You may want to propagate your Aloe Vera from time to time. Perhaps your plant is outgrowing its space, or you simply want more of them. Fortunately, propagating an Aloe Vera, like many succulents, is simple.
You can propagate an Aloe Vera by removing one of its leaves/stems and allowing the end to dry for two days. You can dry the end by placing it in a warm, sunny location. You must wait for a callus to form at the site where the parent plant was severed. It’s critical to wait for the callus to form because it protects your Aloe Vera from disease when planted in soil.
You can stick the callus in the soil after it has formed, which should take about 2 days. Because the thorns are sharp, use caution when handling the leaves. You can water your plant after you’ve planted it in soil, as described earlier in this guide. Don’t be concerned about the Aloe Vera drying out because it lacks roots. It has a lot of moisture in its fleshy leaves, so it will be fine.
After a few weeks, your Aloe Vera begins to grow roots from the bottom, where the callus has formed. You’ll have a completely new plant at this point, and new leaves will sprout soon after.
Aloe Vera is a lovely succulent-like cactus with numerous health benefits in addition to being an excellent beginner-friendly houseplant. It’s a low-maintenance plant that thrives when you ignore it for a few weeks. It requires a lot of direct sunlight, so place it near a window. It prefers dry soil and does not require much watering. It’ll be a happy houseplant if you water it every two weeks.

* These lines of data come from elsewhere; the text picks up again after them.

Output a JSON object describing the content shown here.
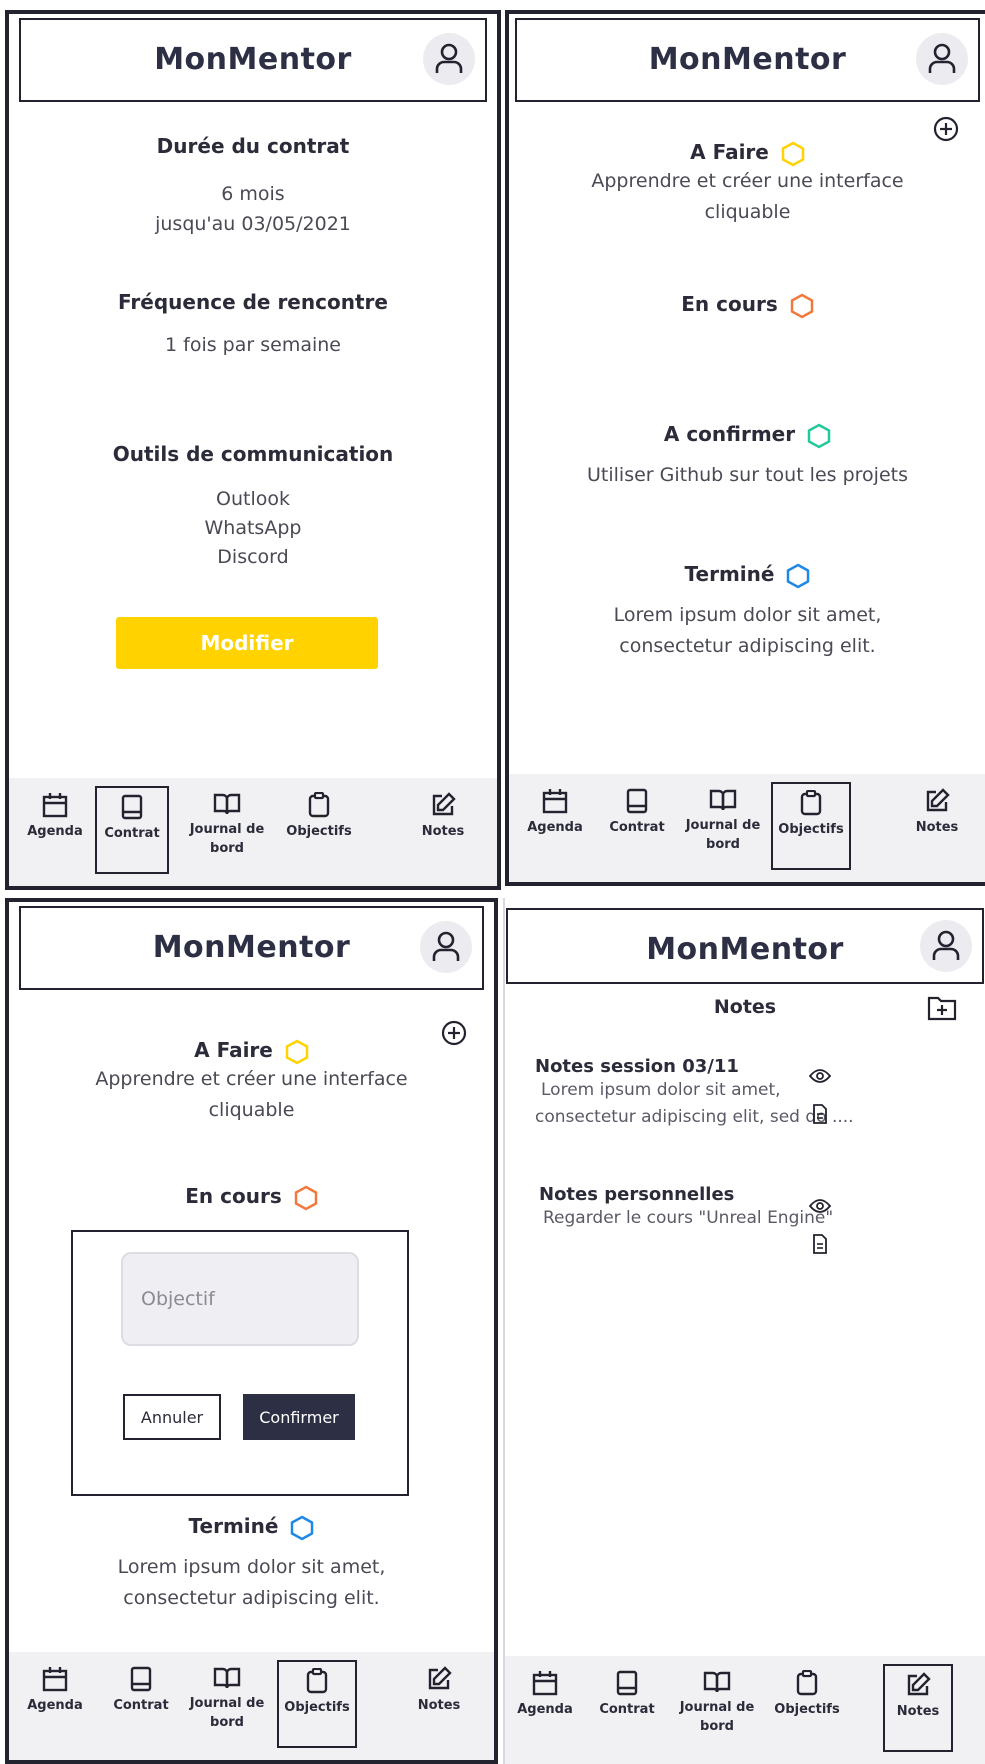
{
  "app": {
    "title": "MonMentor"
  },
  "nav": {
    "agenda": "Agenda",
    "contrat": "Contrat",
    "journal_line1": "Journal de",
    "journal_line2": "bord",
    "objectifs": "Objectifs",
    "notes": "Notes"
  },
  "contrat": {
    "duree_title": "Durée du contrat",
    "duree_value": "6 mois",
    "duree_until": "jusqu'au 03/05/2021",
    "frequence_title": "Fréquence de rencontre",
    "frequence_value": "1 fois par semaine",
    "outils_title": "Outils de communication",
    "outils": [
      "Outlook",
      "WhatsApp",
      "Discord"
    ],
    "modifier_button": "Modifier"
  },
  "objectifs": {
    "a_faire": {
      "title": "A Faire",
      "line1": "Apprendre et créer une interface",
      "line2": "cliquable",
      "color": "#ffd200"
    },
    "en_cours": {
      "title": "En cours",
      "color": "#f07a3c"
    },
    "a_confirmer": {
      "title": "A confirmer",
      "line1": "Utiliser Github sur tout les projets",
      "color": "#22c99b"
    },
    "termine": {
      "title": "Terminé",
      "line1": "Lorem ipsum dolor sit amet,",
      "line2": "consectetur adipiscing elit.",
      "color": "#1e88e5"
    }
  },
  "modal": {
    "input_placeholder": "Objectif",
    "cancel_button": "Annuler",
    "confirm_button": "Confirmer"
  },
  "notes": {
    "title": "Notes",
    "items": [
      {
        "title": "Notes session 03/11",
        "line1": "Lorem ipsum dolor sit amet,",
        "line2": "consectetur adipiscing elit, sed do ...."
      },
      {
        "title": "Notes personnelles",
        "line1": "Regarder le cours \"Unreal Engine\""
      }
    ]
  }
}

Thank you for taking the time to read this post! I hope this information is useful in keeping your plants healthy and beautiful! If you need more plant guides, you can always request a plant guide for the plant you’re having trouble with.